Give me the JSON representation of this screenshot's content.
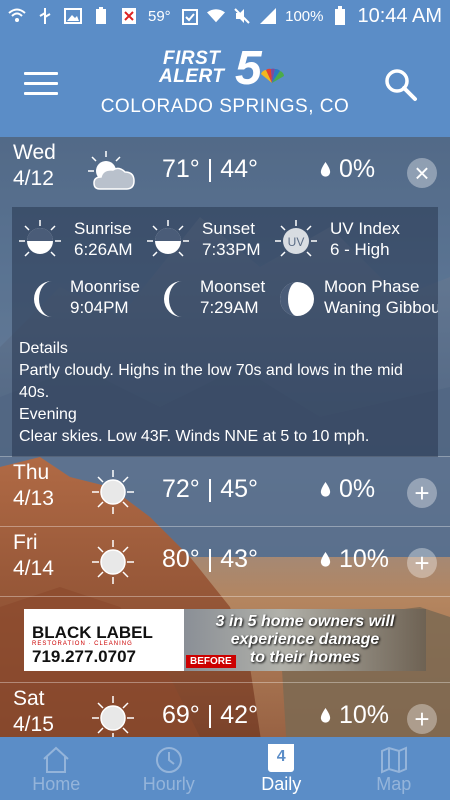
{
  "status_bar": {
    "temperature": "59°",
    "battery": "100%",
    "time": "10:44 AM",
    "icons": [
      "wifi-icon",
      "usb-icon",
      "image-icon",
      "battery-saver-icon",
      "blocked-icon",
      "clipboard-check-icon",
      "wifi-signal-icon",
      "mute-icon",
      "cell-signal-icon",
      "battery-icon"
    ]
  },
  "header": {
    "logo_line1": "FIRST",
    "logo_line2": "ALERT",
    "logo_number": "5",
    "location": "COLORADO SPRINGS, CO",
    "menu_icon": "hamburger-menu-icon",
    "search_icon": "search-icon"
  },
  "days": [
    {
      "name": "Wed",
      "date": "4/12",
      "icon": "partly-cloudy-icon",
      "temps": "71° | 44°",
      "precip": "0%",
      "expanded": true,
      "toggle": "×",
      "details": {
        "sunrise_label": "Sunrise",
        "sunrise": "6:26AM",
        "sunset_label": "Sunset",
        "sunset": "7:33PM",
        "uv_label": "UV Index",
        "uv": "6 - High",
        "uv_badge": "UV",
        "moonrise_label": "Moonrise",
        "moonrise": "9:04PM",
        "moonset_label": "Moonset",
        "moonset": "7:29AM",
        "moonphase_label": "Moon Phase",
        "moonphase": "Waning Gibbous",
        "details_heading": "Details",
        "details_text": "Partly cloudy. Highs in the low 70s and lows in the mid 40s.",
        "evening_heading": "Evening",
        "evening_text": "Clear skies. Low 43F. Winds NNE at 5 to 10 mph."
      }
    },
    {
      "name": "Thu",
      "date": "4/13",
      "icon": "sunny-icon",
      "temps": "72° | 45°",
      "precip": "0%",
      "toggle": "+"
    },
    {
      "name": "Fri",
      "date": "4/14",
      "icon": "sunny-icon",
      "temps": "80° | 43°",
      "precip": "10%",
      "toggle": "+"
    },
    {
      "name": "Sat",
      "date": "4/15",
      "icon": "sunny-icon",
      "temps": "69° | 42°",
      "precip": "10%",
      "toggle": "+"
    }
  ],
  "ad": {
    "brand": "BLACK LABEL",
    "tagline": "RESTORATION · CLEANING",
    "phone": "719.277.0707",
    "promo_line1": "3 in 5 home owners will",
    "promo_line2": "experience damage",
    "promo_line3": "to their homes",
    "before_label": "BEFORE"
  },
  "bottom_nav": [
    {
      "label": "Home",
      "icon": "home-icon",
      "active": false
    },
    {
      "label": "Hourly",
      "icon": "clock-icon",
      "active": false
    },
    {
      "label": "Daily",
      "icon": "calendar-icon",
      "calendar_day": "4",
      "active": true
    },
    {
      "label": "Map",
      "icon": "map-icon",
      "active": false
    }
  ],
  "colors": {
    "header": "#5b8dc7",
    "accent": "#ffffff"
  }
}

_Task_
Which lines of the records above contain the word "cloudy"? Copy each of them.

_Solution_
      "icon": "partly-cloudy-icon",
        "details_text": "Partly cloudy. Highs in the low 70s and lows in the mid 40s.",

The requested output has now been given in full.